Apollonius of Tyana, i. 190, the ebbing and flowing of the sea, what according to him, ib. tells Vespasian that Nero let down the strings of government too low, or wound them up too high, 276, 322, tires Vespasian at Alexandria with his insipid speculations, 326, his affectation of retirement, 281. Apophthegms, an appendix of history, i. 32. Apophthegms, their use, i. 310. Apothecaries, how they clarify their syrups, i. 83, their pots, how resembling Socrates, i. 324. Apothecaries incorporated by patent, ii. 230, note. Appetite of continuation in liquid bodies, i. 85. Appetite of union in bodies, 117. Appetite in the stomach, 179, what qualities provoke it, ib. Apple, enclosed in wax for speedy ripening, i. 120, hanged in smoke, ib. covered in lime and ashes, ib. covered with crabs and onions, ib. Apple in hay and straw, ib. in a close box, 121. Apple rolled, ib. Apple in part cut, besmeared with sack, ib. rotten apples contiguous to sound ones, putrify them, 122. Apple-scions grafted on the stock of a colewort, i. 135. Apple-trees, some of them bring forth a sweet moss, i. 144. Aquafortis dissolving iron, i. 246.
Aragon, kingdom of, is united with Castile, i. 465, is not naturalized, 466, causes of its revolt, 452. Archbishop of Vienna, his revelation to Lewis XI. i. 199. Archbishops, mischief teaches the use of, i. 347. Archidamus retorts upon Philip that his shadow was no longer than before his victory, i. 324.

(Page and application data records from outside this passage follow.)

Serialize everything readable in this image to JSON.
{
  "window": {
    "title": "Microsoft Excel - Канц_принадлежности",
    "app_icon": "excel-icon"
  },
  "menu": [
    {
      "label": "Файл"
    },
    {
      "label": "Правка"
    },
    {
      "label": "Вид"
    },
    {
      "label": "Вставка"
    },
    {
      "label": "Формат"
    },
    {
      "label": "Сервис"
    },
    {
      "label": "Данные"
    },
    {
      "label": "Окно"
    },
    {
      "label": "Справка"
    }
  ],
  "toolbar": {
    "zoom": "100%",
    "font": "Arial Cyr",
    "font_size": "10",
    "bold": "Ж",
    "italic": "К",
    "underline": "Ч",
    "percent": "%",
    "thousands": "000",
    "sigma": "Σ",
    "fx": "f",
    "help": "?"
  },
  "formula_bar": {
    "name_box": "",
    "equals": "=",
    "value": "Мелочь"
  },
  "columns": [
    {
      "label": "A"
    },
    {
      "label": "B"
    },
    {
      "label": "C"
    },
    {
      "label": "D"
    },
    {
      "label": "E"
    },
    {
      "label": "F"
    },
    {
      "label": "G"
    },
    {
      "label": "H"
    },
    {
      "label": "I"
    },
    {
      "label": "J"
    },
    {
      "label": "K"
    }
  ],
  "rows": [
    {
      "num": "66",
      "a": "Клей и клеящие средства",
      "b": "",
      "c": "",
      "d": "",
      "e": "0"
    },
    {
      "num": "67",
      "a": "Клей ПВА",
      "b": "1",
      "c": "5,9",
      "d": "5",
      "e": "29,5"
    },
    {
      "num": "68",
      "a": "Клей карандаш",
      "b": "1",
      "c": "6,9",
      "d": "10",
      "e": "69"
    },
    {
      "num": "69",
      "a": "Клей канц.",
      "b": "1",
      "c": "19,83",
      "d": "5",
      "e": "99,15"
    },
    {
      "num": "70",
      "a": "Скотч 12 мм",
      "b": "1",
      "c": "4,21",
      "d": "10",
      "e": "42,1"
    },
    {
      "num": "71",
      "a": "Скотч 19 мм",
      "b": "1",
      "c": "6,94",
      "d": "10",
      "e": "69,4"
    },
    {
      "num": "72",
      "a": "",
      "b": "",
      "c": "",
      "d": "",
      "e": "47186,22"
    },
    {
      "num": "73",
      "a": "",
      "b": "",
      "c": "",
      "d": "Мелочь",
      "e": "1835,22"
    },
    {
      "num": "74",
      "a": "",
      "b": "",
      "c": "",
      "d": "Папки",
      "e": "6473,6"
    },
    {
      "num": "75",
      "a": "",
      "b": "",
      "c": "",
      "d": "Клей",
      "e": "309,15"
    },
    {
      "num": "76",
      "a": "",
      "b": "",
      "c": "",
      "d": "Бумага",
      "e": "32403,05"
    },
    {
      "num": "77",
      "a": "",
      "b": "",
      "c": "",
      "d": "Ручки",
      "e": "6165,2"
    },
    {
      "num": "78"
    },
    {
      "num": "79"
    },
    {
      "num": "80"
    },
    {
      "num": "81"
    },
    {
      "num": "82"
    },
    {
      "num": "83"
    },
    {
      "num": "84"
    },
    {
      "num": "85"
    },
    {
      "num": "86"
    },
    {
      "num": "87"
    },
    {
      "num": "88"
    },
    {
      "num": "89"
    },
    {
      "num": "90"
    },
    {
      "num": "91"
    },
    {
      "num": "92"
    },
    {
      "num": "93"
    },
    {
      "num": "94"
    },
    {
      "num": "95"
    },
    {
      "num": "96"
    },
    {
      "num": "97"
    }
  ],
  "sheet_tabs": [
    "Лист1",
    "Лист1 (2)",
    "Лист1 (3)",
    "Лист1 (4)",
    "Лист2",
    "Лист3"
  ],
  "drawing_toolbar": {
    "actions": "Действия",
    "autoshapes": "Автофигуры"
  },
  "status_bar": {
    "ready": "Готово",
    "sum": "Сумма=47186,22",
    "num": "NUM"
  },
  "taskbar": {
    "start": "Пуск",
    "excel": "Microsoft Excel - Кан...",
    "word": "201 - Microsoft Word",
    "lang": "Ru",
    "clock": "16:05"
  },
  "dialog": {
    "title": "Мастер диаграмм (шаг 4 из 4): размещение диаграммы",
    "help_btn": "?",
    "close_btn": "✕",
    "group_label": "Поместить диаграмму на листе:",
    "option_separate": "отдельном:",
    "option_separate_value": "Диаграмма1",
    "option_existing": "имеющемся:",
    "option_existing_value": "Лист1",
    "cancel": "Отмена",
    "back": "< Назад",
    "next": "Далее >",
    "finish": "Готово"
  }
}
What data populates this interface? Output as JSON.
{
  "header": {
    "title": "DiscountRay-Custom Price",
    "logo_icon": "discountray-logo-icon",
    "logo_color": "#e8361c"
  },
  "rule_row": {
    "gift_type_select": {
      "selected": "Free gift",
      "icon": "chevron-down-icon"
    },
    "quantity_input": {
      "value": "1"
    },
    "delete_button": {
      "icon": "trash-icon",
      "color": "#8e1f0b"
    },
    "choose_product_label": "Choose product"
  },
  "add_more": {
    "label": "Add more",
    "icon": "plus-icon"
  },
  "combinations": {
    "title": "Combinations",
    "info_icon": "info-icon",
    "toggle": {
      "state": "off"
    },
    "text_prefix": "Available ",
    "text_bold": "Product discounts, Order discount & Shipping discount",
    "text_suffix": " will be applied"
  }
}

Architecture, i. 38.
Arian heresy, the occasion thereof, i. 346.
Aristander, the soothsayer, i. 291.
Aristippus, his abject behaviour to Dionysius, i. 322, his
luxury, 324, insulted by the mariners for showing signs of fear in a tempest, 325, his censure of those who are attached to particular sciences, 327. Aristotle mistakes the reason why the feathers of birds have more lively colours than the hairs of beasts, i. 83, his precept that wine be forborne in consumptions, 90, his reason why some plants are of greater age than animals, 91, his method of hardening bodies with close pores, 95, full of vain-glory, 303.

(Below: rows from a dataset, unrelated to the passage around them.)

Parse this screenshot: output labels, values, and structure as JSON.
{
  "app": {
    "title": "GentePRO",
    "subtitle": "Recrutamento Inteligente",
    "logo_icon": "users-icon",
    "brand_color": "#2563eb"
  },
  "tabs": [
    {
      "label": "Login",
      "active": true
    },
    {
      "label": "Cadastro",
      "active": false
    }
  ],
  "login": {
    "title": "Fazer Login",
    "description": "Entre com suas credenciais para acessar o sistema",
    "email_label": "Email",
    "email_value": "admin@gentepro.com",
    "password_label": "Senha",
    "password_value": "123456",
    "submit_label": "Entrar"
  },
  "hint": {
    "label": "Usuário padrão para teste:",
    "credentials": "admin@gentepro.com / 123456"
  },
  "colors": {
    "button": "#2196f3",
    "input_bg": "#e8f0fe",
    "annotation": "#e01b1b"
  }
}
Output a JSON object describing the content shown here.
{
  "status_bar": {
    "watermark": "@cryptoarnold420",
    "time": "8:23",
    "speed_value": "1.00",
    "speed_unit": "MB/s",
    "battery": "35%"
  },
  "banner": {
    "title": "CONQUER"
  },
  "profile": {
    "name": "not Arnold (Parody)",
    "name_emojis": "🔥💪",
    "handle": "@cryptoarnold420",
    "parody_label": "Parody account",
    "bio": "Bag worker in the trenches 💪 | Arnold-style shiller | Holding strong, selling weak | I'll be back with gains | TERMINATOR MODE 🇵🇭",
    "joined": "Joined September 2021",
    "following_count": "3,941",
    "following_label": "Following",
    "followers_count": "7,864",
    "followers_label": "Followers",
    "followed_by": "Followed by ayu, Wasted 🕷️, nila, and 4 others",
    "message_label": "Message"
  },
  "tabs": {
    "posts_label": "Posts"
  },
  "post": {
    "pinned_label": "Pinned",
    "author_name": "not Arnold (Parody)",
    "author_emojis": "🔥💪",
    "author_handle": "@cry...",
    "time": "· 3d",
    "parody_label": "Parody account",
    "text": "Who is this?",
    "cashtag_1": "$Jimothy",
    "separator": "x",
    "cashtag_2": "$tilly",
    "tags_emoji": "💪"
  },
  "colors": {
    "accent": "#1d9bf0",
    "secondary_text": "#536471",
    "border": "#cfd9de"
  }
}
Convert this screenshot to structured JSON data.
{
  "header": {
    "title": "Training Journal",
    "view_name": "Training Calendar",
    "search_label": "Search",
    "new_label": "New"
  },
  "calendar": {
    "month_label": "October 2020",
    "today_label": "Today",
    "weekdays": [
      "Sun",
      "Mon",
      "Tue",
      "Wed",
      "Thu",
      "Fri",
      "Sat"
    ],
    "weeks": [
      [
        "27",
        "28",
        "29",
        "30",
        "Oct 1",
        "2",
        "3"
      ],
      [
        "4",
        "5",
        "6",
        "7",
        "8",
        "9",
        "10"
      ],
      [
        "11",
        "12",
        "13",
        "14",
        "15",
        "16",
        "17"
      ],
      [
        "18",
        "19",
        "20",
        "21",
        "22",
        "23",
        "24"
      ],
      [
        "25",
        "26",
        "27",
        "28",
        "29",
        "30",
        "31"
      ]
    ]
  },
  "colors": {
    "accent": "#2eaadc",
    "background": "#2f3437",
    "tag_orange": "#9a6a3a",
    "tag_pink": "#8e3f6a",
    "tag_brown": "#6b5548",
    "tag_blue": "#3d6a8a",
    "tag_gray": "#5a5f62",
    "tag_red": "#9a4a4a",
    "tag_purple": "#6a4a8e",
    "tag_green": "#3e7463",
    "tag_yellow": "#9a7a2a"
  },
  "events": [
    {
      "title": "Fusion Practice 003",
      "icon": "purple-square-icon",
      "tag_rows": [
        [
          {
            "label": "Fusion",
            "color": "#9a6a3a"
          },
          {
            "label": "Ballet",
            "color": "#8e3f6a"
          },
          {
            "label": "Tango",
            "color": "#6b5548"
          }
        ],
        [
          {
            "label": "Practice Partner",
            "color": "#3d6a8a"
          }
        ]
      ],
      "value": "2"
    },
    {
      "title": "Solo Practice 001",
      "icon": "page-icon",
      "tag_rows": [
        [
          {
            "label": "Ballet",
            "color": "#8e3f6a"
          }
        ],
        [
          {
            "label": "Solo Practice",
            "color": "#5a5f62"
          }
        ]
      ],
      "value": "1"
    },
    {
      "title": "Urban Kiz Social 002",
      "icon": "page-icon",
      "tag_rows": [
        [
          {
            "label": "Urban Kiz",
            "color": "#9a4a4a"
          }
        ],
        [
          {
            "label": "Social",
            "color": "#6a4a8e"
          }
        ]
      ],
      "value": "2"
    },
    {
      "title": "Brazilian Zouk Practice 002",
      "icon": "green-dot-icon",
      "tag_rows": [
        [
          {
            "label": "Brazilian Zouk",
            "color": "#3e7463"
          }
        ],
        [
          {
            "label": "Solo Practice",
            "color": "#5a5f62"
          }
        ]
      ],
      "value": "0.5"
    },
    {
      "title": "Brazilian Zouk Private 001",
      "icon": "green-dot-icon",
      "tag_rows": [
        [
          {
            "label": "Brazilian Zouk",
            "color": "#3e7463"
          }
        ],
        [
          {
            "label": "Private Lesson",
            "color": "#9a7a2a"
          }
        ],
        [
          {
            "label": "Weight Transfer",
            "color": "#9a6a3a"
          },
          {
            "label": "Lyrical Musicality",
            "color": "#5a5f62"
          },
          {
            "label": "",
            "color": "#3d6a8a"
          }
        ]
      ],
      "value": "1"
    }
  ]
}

Arithmetic, i. 38.
Arms, the profession of them necessary to the grandeur of any state, 286.
Army, a project of reinforcing it in Ireland, without any expense, ii. 184.
Arraignment of Blunt, Davers, Davis, Merick, and Cuffe, all concerned in Lord Essex's treason; with their confessions, evidences against them, their defences, and answers thereto, i. 423. ·
Arrest, in what cases the constable has power to execute it, i. 649.
Arrows, with wooden heads sharpened, pierce wood sooner than with iron heads, why, i. 163.
Arsenic used as a preservative against the plague, i. 198.
Arts of elegance, i. 41, intellectual arts, 46.
Astringents, a catalogue of them, i. 251.
Atheism, i. 273, rather. in the lip than the heart, ib. the causes of it, 274. Atheists contemplative, rare, ib. Athens, their manner of executing capital offenders, i. 154, there wise men propose and fools dispose, 327, their wars, 286.
BABYLON, its walls cemented by naphtha, i. 246.
Asp causeth easy death, i. 154.
Assassin, this word derived from the name of a Saracen Bacon, Mr. Antony, i. 316, ii. 27, our author's dedication prince, i. 694. Assassins, i. 293.
to him, i. 260.
Assimilation in bodies inanimate, i. 96.
Astriction prohibiteth putrefaction, i. 123, of the nature of cold, ib.
Athletics, i. 44.
Atlantis, New, i. 202, described, 207, et seq. swallowed up by an earthquake, as the Egyptian priest told Solon, 306. Atoms, how supported by Democritus, i. 97.
a reversion, ib. in what cases a tenant is obliged to at-
Audley, lord, heads the Cornish rebels, i. 774, his character,
Authority strengtheneth imagination, i. 196, its power and
Authors, dead, sometimes best, i. 521.
Autre capacité et autre droit, their difference shown, i. 627. Auxiliary forces, i. 754, aids of the same nation on both sides, ib.
Aton, in Scotland, its castle taken by the earl of Surry, i. 776.
Attainder, cases relating thereto explained, i. 549, 559,
Avernus, lake of, i. 92.
Aviaries, which recommended, i. 300.
Aylesbury, Thomas, ii. 236, secretary to the marquis of
Bacon, Sir Francis, made attorney-general, i. 317, his con-